* **THE PROBLEM**
Count how many lines below include the string "structured". Only that number should appear in the reply.

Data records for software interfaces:
+++

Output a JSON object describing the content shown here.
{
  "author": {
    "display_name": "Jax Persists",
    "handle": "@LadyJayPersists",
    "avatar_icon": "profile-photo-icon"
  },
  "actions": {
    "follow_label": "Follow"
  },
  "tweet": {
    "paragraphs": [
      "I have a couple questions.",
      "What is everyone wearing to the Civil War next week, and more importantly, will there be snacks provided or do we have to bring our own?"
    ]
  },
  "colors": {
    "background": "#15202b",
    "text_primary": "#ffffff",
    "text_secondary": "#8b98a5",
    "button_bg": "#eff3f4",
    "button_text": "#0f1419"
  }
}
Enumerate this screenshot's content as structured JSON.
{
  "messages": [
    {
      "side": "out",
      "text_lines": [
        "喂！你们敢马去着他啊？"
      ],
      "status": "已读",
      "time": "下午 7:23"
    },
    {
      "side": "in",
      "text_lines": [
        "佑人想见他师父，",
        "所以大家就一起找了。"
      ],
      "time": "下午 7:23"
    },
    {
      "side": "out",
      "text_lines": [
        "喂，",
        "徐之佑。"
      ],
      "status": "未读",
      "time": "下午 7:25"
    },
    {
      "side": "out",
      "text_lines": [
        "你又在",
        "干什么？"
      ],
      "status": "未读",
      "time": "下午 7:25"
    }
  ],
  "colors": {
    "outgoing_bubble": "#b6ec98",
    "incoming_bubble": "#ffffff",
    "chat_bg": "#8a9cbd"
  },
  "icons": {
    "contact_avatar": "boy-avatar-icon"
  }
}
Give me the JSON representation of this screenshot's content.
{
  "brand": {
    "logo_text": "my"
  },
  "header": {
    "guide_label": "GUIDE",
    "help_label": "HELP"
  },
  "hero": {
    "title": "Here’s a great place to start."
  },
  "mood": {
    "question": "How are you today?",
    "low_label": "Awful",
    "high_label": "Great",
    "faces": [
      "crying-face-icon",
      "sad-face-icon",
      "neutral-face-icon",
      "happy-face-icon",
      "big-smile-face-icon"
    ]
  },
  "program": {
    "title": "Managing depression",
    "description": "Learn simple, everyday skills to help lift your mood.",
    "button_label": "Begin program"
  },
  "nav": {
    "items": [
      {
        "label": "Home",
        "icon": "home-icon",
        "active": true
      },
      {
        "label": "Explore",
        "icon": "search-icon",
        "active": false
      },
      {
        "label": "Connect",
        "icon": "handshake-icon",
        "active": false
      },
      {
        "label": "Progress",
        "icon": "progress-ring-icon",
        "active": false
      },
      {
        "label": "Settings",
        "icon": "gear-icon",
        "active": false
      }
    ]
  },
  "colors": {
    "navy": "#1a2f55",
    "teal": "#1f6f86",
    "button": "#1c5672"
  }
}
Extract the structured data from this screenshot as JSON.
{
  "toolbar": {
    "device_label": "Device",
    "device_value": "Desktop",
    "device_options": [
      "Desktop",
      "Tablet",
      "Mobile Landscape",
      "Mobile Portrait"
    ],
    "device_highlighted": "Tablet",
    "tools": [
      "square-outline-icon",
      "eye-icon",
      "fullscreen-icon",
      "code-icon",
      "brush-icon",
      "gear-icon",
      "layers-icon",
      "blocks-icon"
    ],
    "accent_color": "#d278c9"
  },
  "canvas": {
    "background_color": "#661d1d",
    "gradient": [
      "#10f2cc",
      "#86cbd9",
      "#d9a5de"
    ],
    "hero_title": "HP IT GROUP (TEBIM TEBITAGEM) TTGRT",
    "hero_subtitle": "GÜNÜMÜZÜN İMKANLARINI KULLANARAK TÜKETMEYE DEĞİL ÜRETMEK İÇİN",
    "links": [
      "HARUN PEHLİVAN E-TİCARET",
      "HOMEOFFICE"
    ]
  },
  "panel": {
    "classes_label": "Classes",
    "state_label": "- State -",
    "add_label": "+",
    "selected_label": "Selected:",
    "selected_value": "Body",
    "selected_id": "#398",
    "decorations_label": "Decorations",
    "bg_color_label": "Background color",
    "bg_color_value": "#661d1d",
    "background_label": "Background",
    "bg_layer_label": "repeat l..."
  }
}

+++

* **YOUR RESPONSE**
2